:: TASK DESCRIPTION ::
Write out the records that follow with every word intact.

:: RECORD EXCERPTS ::
::::

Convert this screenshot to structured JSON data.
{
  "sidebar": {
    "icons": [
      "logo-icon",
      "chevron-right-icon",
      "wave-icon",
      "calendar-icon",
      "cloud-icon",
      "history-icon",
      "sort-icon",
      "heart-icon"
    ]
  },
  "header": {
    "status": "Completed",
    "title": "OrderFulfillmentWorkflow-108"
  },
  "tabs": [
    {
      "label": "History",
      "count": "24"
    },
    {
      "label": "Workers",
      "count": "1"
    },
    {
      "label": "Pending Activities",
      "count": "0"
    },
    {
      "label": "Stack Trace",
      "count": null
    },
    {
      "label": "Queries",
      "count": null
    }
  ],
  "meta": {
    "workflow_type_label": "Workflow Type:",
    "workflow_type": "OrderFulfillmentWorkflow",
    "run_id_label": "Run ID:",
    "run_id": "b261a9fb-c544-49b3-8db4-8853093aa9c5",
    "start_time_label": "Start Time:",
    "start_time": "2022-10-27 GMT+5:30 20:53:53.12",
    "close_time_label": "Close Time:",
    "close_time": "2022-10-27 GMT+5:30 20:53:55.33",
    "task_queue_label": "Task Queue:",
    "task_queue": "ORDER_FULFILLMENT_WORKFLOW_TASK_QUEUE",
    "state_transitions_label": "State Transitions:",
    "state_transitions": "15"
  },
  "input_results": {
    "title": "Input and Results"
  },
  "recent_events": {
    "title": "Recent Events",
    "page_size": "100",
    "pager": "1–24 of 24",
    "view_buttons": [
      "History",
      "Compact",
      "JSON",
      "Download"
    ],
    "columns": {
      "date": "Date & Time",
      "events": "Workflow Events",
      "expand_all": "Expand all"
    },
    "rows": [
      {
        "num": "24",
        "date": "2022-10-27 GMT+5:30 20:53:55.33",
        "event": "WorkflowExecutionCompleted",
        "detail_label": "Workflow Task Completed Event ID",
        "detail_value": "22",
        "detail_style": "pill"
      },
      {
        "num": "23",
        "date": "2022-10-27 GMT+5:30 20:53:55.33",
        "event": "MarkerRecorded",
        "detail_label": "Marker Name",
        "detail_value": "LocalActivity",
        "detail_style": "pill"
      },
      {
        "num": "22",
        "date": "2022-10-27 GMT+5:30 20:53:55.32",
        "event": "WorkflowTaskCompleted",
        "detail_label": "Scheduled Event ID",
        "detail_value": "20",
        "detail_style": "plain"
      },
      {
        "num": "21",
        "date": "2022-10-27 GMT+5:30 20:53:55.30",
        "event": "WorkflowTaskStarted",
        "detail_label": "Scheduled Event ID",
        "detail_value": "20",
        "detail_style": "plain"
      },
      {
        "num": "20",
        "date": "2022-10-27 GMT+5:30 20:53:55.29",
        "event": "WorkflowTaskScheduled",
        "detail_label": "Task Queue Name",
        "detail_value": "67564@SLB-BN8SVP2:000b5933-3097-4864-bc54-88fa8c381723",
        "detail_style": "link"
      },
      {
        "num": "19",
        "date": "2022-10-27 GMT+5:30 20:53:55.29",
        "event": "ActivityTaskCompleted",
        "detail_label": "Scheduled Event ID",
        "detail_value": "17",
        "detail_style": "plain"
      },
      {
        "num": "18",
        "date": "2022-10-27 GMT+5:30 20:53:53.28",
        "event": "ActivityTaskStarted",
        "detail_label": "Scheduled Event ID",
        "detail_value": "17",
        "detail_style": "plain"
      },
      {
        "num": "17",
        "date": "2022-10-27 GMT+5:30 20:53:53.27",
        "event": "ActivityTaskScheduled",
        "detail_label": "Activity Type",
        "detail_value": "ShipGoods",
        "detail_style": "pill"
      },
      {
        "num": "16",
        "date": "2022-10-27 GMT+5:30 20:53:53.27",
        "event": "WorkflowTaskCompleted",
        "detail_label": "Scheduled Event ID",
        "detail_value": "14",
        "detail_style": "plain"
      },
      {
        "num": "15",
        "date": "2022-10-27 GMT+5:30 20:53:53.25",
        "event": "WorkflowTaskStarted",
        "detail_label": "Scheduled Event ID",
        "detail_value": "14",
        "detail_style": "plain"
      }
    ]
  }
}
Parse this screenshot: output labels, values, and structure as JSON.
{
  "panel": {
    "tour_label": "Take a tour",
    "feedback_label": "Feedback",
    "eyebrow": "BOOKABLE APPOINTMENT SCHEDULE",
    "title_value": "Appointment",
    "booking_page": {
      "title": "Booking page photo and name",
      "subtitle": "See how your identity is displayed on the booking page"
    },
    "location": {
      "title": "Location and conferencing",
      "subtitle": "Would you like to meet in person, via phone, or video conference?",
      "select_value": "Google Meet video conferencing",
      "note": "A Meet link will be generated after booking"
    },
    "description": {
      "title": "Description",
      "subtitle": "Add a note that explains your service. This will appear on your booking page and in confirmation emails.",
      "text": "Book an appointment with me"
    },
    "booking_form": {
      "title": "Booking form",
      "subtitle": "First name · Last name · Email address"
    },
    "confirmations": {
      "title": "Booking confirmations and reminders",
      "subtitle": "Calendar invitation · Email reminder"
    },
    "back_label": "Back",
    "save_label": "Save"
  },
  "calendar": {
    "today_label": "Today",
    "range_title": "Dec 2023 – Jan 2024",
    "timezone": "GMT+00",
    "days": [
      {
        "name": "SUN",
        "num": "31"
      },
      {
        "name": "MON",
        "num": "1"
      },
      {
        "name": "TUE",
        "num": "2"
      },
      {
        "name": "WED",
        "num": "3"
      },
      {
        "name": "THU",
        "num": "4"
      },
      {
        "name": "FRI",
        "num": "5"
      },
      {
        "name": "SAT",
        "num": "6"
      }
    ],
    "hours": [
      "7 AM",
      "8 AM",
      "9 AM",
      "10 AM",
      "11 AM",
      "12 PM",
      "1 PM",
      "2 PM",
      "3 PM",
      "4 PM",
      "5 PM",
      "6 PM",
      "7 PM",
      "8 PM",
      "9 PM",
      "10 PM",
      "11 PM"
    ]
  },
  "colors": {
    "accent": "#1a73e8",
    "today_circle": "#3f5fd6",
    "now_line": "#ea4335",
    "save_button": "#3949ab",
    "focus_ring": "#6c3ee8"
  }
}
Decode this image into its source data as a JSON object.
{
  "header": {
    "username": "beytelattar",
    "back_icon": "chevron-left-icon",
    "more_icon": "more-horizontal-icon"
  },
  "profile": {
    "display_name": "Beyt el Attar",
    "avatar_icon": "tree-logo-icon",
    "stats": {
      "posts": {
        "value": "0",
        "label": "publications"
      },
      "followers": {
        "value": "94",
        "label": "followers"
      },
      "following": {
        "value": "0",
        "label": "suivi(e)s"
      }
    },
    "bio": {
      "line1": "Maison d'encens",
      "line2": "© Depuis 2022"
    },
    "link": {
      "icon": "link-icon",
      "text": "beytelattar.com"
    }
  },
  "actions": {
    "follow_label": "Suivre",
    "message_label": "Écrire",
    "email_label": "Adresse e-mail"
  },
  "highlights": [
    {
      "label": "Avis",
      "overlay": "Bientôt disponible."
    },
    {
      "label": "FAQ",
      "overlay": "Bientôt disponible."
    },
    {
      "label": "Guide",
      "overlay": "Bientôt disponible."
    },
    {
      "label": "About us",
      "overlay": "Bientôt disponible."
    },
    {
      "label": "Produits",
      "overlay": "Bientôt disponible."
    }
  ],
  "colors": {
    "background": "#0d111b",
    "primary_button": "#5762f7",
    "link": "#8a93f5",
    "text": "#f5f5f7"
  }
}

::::

:: WRITTEN REPLY ::
Convert this screenshot to structured JSON data.
{
  "sidebar": {
    "icons": [
      "logo-icon",
      "chevron-right-icon",
      "wave-icon",
      "calendar-icon",
      "cloud-icon",
      "history-icon",
      "sort-icon",
      "heart-icon"
    ]
  },
  "header": {
    "status": "Completed",
    "title": "OrderFulfillmentWorkflow-108"
  },
  "tabs": [
    {
      "label": "History",
      "count": "24"
    },
    {
      "label": "Workers",
      "count": "1"
    },
    {
      "label": "Pending Activities",
      "count": "0"
    },
    {
      "label": "Stack Trace",
      "count": null
    },
    {
      "label": "Queries",
      "count": null
    }
  ],
  "meta": {
    "workflow_type_label": "Workflow Type:",
    "workflow_type": "OrderFulfillmentWorkflow",
    "run_id_label": "Run ID:",
    "run_id": "b261a9fb-c544-49b3-8db4-8853093aa9c5",
    "start_time_label": "Start Time:",
    "start_time": "2022-10-27 GMT+5:30 20:53:53.12",
    "close_time_label": "Close Time:",
    "close_time": "2022-10-27 GMT+5:30 20:53:55.33",
    "task_queue_label": "Task Queue:",
    "task_queue": "ORDER_FULFILLMENT_WORKFLOW_TASK_QUEUE",
    "state_transitions_label": "State Transitions:",
    "state_transitions": "15"
  },
  "input_results": {
    "title": "Input and Results"
  },
  "recent_events": {
    "title": "Recent Events",
    "page_size": "100",
    "pager": "1–24 of 24",
    "view_buttons": [
      "History",
      "Compact",
      "JSON",
      "Download"
    ],
    "columns": {
      "date": "Date & Time",
      "events": "Workflow Events",
      "expand_all": "Expand all"
    },
    "rows": [
      {
        "num": "24",
        "date": "2022-10-27 GMT+5:30 20:53:55.33",
        "event": "WorkflowExecutionCompleted",
        "detail_label": "Workflow Task Completed Event ID",
        "detail_value": "22",
        "detail_style": "pill"
      },
      {
        "num": "23",
        "date": "2022-10-27 GMT+5:30 20:53:55.33",
        "event": "MarkerRecorded",
        "detail_label": "Marker Name",
        "detail_value": "LocalActivity",
        "detail_style": "pill"
      },
      {
        "num": "22",
        "date": "2022-10-27 GMT+5:30 20:53:55.32",
        "event": "WorkflowTaskCompleted",
        "detail_label": "Scheduled Event ID",
        "detail_value": "20",
        "detail_style": "plain"
      },
      {
        "num": "21",
        "date": "2022-10-27 GMT+5:30 20:53:55.30",
        "event": "WorkflowTaskStarted",
        "detail_label": "Scheduled Event ID",
        "detail_value": "20",
        "detail_style": "plain"
      },
      {
        "num": "20",
        "date": "2022-10-27 GMT+5:30 20:53:55.29",
        "event": "WorkflowTaskScheduled",
        "detail_label": "Task Queue Name",
        "detail_value": "67564@SLB-BN8SVP2:000b5933-3097-4864-bc54-88fa8c381723",
        "detail_style": "link"
      },
      {
        "num": "19",
        "date": "2022-10-27 GMT+5:30 20:53:55.29",
        "event": "ActivityTaskCompleted",
        "detail_label": "Scheduled Event ID",
        "detail_value": "17",
        "detail_style": "plain"
      },
      {
        "num": "18",
        "date": "2022-10-27 GMT+5:30 20:53:53.28",
        "event": "ActivityTaskStarted",
        "detail_label": "Scheduled Event ID",
        "detail_value": "17",
        "detail_style": "plain"
      },
      {
        "num": "17",
        "date": "2022-10-27 GMT+5:30 20:53:53.27",
        "event": "ActivityTaskScheduled",
        "detail_label": "Activity Type",
        "detail_value": "ShipGoods",
        "detail_style": "pill"
      },
      {
        "num": "16",
        "date": "2022-10-27 GMT+5:30 20:53:53.27",
        "event": "WorkflowTaskCompleted",
        "detail_label": "Scheduled Event ID",
        "detail_value": "14",
        "detail_style": "plain"
      },
      {
        "num": "15",
        "date": "2022-10-27 GMT+5:30 20:53:53.25",
        "event": "WorkflowTaskStarted",
        "detail_label": "Scheduled Event ID",
        "detail_value": "14",
        "detail_style": "plain"
      }
    ]
  }
}
Parse this screenshot: output labels, values, and structure as JSON.
{
  "panel": {
    "tour_label": "Take a tour",
    "feedback_label": "Feedback",
    "eyebrow": "BOOKABLE APPOINTMENT SCHEDULE",
    "title_value": "Appointment",
    "booking_page": {
      "title": "Booking page photo and name",
      "subtitle": "See how your identity is displayed on the booking page"
    },
    "location": {
      "title": "Location and conferencing",
      "subtitle": "Would you like to meet in person, via phone, or video conference?",
      "select_value": "Google Meet video conferencing",
      "note": "A Meet link will be generated after booking"
    },
    "description": {
      "title": "Description",
      "subtitle": "Add a note that explains your service. This will appear on your booking page and in confirmation emails.",
      "text": "Book an appointment with me"
    },
    "booking_form": {
      "title": "Booking form",
      "subtitle": "First name · Last name · Email address"
    },
    "confirmations": {
      "title": "Booking confirmations and reminders",
      "subtitle": "Calendar invitation · Email reminder"
    },
    "back_label": "Back",
    "save_label": "Save"
  },
  "calendar": {
    "today_label": "Today",
    "range_title": "Dec 2023 – Jan 2024",
    "timezone": "GMT+00",
    "days": [
      {
        "name": "SUN",
        "num": "31"
      },
      {
        "name": "MON",
        "num": "1"
      },
      {
        "name": "TUE",
        "num": "2"
      },
      {
        "name": "WED",
        "num": "3"
      },
      {
        "name": "THU",
        "num": "4"
      },
      {
        "name": "FRI",
        "num": "5"
      },
      {
        "name": "SAT",
        "num": "6"
      }
    ],
    "hours": [
      "7 AM",
      "8 AM",
      "9 AM",
      "10 AM",
      "11 AM",
      "12 PM",
      "1 PM",
      "2 PM",
      "3 PM",
      "4 PM",
      "5 PM",
      "6 PM",
      "7 PM",
      "8 PM",
      "9 PM",
      "10 PM",
      "11 PM"
    ]
  },
  "colors": {
    "accent": "#1a73e8",
    "today_circle": "#3f5fd6",
    "now_line": "#ea4335",
    "save_button": "#3949ab",
    "focus_ring": "#6c3ee8"
  }
}
Decode this image into its source data as a JSON object.
{
  "header": {
    "username": "beytelattar",
    "back_icon": "chevron-left-icon",
    "more_icon": "more-horizontal-icon"
  },
  "profile": {
    "display_name": "Beyt el Attar",
    "avatar_icon": "tree-logo-icon",
    "stats": {
      "posts": {
        "value": "0",
        "label": "publications"
      },
      "followers": {
        "value": "94",
        "label": "followers"
      },
      "following": {
        "value": "0",
        "label": "suivi(e)s"
      }
    },
    "bio": {
      "line1": "Maison d'encens",
      "line2": "© Depuis 2022"
    },
    "link": {
      "icon": "link-icon",
      "text": "beytelattar.com"
    }
  },
  "actions": {
    "follow_label": "Suivre",
    "message_label": "Écrire",
    "email_label": "Adresse e-mail"
  },
  "highlights": [
    {
      "label": "Avis",
      "overlay": "Bientôt disponible."
    },
    {
      "label": "FAQ",
      "overlay": "Bientôt disponible."
    },
    {
      "label": "Guide",
      "overlay": "Bientôt disponible."
    },
    {
      "label": "About us",
      "overlay": "Bientôt disponible."
    },
    {
      "label": "Produits",
      "overlay": "Bientôt disponible."
    }
  ],
  "colors": {
    "background": "#0d111b",
    "primary_button": "#5762f7",
    "link": "#8a93f5",
    "text": "#f5f5f7"
  }
}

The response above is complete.